Cooperative ClassificationF16C33/80, F16J15/54, F16J15/3264, B65G39/09, F16C33/76, F16C13/022
European ClassificationF16J15/32E2B4, F16C33/76, F16J15/54, B65G39/09
Legal Events
DateCodeEventDescription
Aug 26, 2003FPExpired due to failure to pay maintenance fee
Effective date: 20030702
Jul 2, 2003LAPSLapse for failure to pay maintenance fees
Jan 15, 2003REMIMaintenance fee reminder mailed
Dec 20, 2001ASAssignment
Owner name: FMC TECHNNOLOGIES, INC., ILLINOIS
Free format text: ASSIGNMENT OF ASSIGNORS INTEREST;ASSIGNOR:FMC CORPORATION;REEL/FRAME:012391/0523
Effective date: 20011126
Owner name: FMC TECHNNOLOGIES, INC. 200 EAST RANDOLPH DRIVE CH
Owner name: FMC TECHNNOLOGIES, INC. 200 EAST RANDOLPH DRIVECHI
Free format text: ASSIGNMENT OF ASSIGNORS INTEREST;ASSIGNOR:FMC CORPORATION /AR;REEL/FRAME:012391/0523
Dec 29, 1998FPAYFee payment
Year of fee payment: 8
Dec 27, 1994FPAYFee payment
Year of fee payment: 4
Mar 22, 1991ASAssignment
Owner name: FMC CORPORATION, CHICAGO, IL A CORP. OF DE
Free format text: ASSIGNMENT OF ASSIGNORS INTEREST.;ASSIGNOR:PEACH, SAMUEL O.;REEL/FRAME:005646/0421
Effective date: 19910221
Owner name: FMC CORPORATION, ILLINOIS

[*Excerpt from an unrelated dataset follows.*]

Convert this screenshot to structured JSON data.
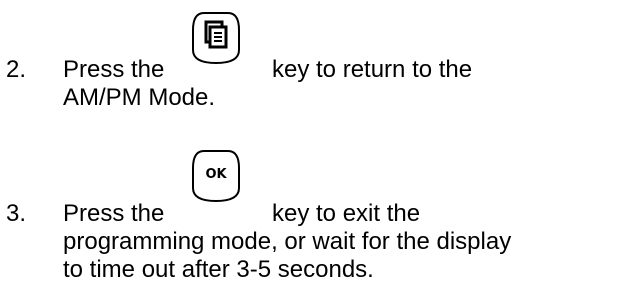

Free format text: ASSIGNMENT OF ASSIGNORS INTEREST.;ASSIGNORS:HINES, WILLIAM H.;HIBBETTS, BRYON;REEL/FRAME:005646/0423
Effective date: 19910305